Part coming-of-age story, part loving parody of 1980s action movies, 2007’s Son of Rambow tells the tale of a British schoolchild from a strict religious family who accidentally sees First Blood and becomes obsessed with creating his own amateur “Rambow” movie whilst navigating the trials and tribulations of adolescence. The second and so far final movie produced by “Hammer & Tongs” (director Garth Jennings and producer Nick Goldsmith), Son of Rambow was made possible by its low budget and the modest success of The Hitchhiker’s Guide to the Galaxy, and it too was modestly successful with good reviews and enough revenue to recoup its small budget.
Hammer & Tongs had always planned to have a soundtrack that mixed pop tunes of the early 1980s with an original score for Son of Rambow, and the latter was provided by British composer Joby Talbot. Talbot had, of course, been Hammer & Tongs’ choice for The Hitchhiker’s Guide as well; Son of Rambow would wind up being the composer’s second major film score. With the need to work around song placements in a 90-minute film–in his liner notes, director Jennings notes his desire to make the CD his “ultimate 80s mixtape”–Talbot turned in a score just about 25 minutes long, about half the length of The Hitchhiker’s Guide.

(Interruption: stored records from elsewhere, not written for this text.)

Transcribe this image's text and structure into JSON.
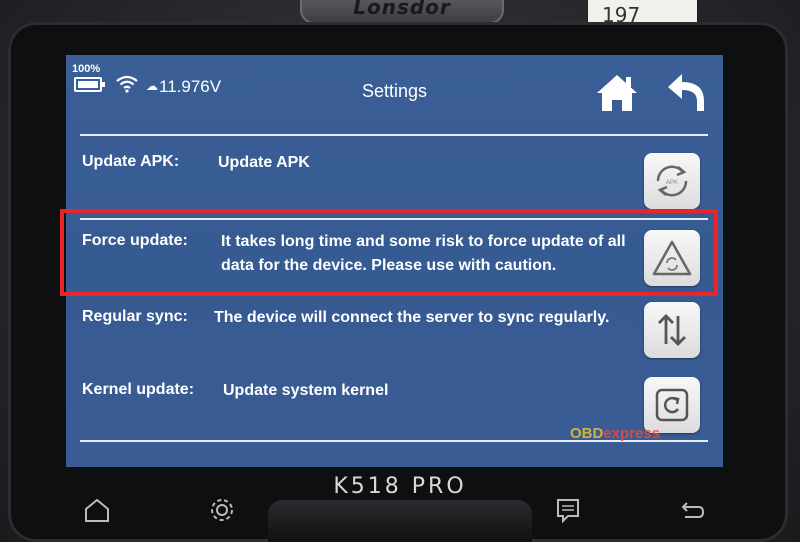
{
  "device": {
    "brand": "Lonsdor",
    "sticker": "197",
    "model": "K518 PRO"
  },
  "status_bar": {
    "battery_percent": "100%",
    "voltage": "11.976V",
    "title": "Settings"
  },
  "rows": [
    {
      "label": "Update APK:",
      "description": "Update APK",
      "button_icon": "update-apk-icon"
    },
    {
      "label": "Force update:",
      "description": "It takes long time and some risk to force update of all data for the device. Please use with caution.",
      "button_icon": "warning-refresh-icon"
    },
    {
      "label": "Regular sync:",
      "description": "The device will connect the server to sync regularly.",
      "button_icon": "sync-arrows-icon"
    },
    {
      "label": "Kernel update:",
      "description": "Update system kernel",
      "button_icon": "kernel-refresh-icon"
    }
  ],
  "highlight_color": "#e8262a",
  "watermark": {
    "prefix": "OBD",
    "suffix": "express"
  },
  "nav_bar": [
    "home-icon",
    "settings-icon",
    "message-icon",
    "back-icon"
  ]
}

One might expect, naturally, for a score like Son of Rambow to reference, pastiche, or pay homage to Jerry Goldsmith’s seminal action score for First Blood similar to something like what John Du Prez did with UHF in 1989. Instead, it’s clear from the outset of Talbot’s score that he’s more interested in the characters’ reactions to “Rambow” than anything else. The score opens with a great galumphing comic march, “The Best Day Ever,” which is a million miles removed from even the lightest portions of Goldsmith’s First Blood. “The Best Day Ever” theme, reprised in full for “First Day Filming” and “Son of Rambow,” is a delightful tune wherever it appears and (with apologies to Duran Duran) the album’s clear highlight.
The remainder of Talbot’s score is rather similar to what he provided for The Hitchhiker’s Guide to the Galaxy (albeit lacking the synths some parts of that work featured): tuneful music in diverse styles that occasionally seem a bit scattershot. There’s some soft alternatives to the brassy “Best Day” march in “The Sad Day” and “Can You Fix It,” the latter performed in full James Horner style by Talbot himself. Fans of The Hitchhiker’s Guide will appreciate more quirky music such as the goofy “I’m French, Non?” which is probably the most like that earlier score, and the percussive “The Scarecrow” which sounds like an amped-up version of the Blue Man Group tracks from John Powell’s Robots.
Along with The Hitchhiker’s Guide, Son of Rambow was the beginning of a very active period of composition for Talbot, with scores for Arctic Tale, Penelope, and Franklyn coming over the next two years. Sadly, none of the films was the sort of breakout success that would lead to more film work, and the composer’s main efforts continued to be directed toward the small screen, theater, and ballet.